Introduction to Sharpening of Chinese tools One 15th century contractor complained that his craftsmen spent about half of their time sharpening their tools. Considering the fact that Chinese woodworkers had a preference for gnarly old wood, the harder the better, this does not come as a surprise. History of Chinese Sharpening Tools Little has been written about Chinese tools, but almost nothing has been written about Chinese sharpening stones. In his book China at Work, Hommel mention...
It’s hard to shoot these by myself, so 2 different angle (2 different knives) This is the machine. A Foley Belsaw model 355 Basically the motor with a grinding wheel rides the track and the knives are clamped to the rail. I have numerous shims to get them set the right distance. The carriage for the motor/grinding wheel also moves to and away from the knife rail. The head obviously pivots to the proper angle of the original grind bevel of the knife. The wheel in the second video t...
I have a Delta GR275 bench grinder on the way to me (I hope, anyway, the seller hasn’t given me indication of anything), so I thought it would be a good time to set up a permanent sharpening station, especially since I also just got the Rockler version of the sandpaper sharpening system. So I built a little bench out of scraps laying around: Fine furniture it is not. It’s a space to bolt the grinder to, and still have room on the right for the sandpaper.

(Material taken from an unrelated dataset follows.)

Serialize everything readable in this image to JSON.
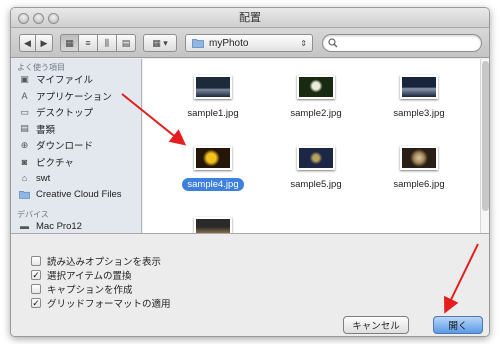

I wonder if my b...
No [new] pics or videos in this post, but I thought I’d drop a note for posterity to say that I’m excited about my future of hand plane work and the setting up of parts and sharpening of irons that comes with their use. I own this tiny block plane (lucky review #777!), which was very sharp right out of the blister pack, easily making full width, full length curls from the edges of whatever boards I threw at it. I’m very much a set-it-and-forget guy, usually dreading o...
- My Journey As A Scroll Saw Pattern Designer - 1355 parts
- Extremely Average - 324 parts
- Workshop Development - 107 parts
- A journey into the workshop. - 89 parts
- Daily Update - 87 parts
- Just for Fun... - 84 parts
- "Hobbit Holes in MyWorld" --by RusticWoodArt - 77 parts
- As The Lathe Turns - 76 parts
- WoodWriting Haiku Thursday's --by RusticWoodArt - 74 parts
- The Craftsman's Path - 67 parts
- Sheila Landry (scrollgirl) - 1378 entries
- frank - 417 entries
- degoose - 391 entries
- dbhost - 389 entries
- Ecocandle - 325 entries
- MsDebbieP - 314 entries
- Karson - 305 entries
- Martin Sojka - 296 entries
- William - 258 entries
- mafe - 224 entries
- Betsy - 221 entries
- Stevinmarin - 212 entries
- Gary Fixler - 204 entries
- Todd A. Clippinger - 189 entries
- Rustic - 185 entries
- Chris Davis - 183 entries
- shipwright - 179 entries
- BritBoxmaker - 166 entries
- PurpLev - 163 entries
- stefang - 154 entries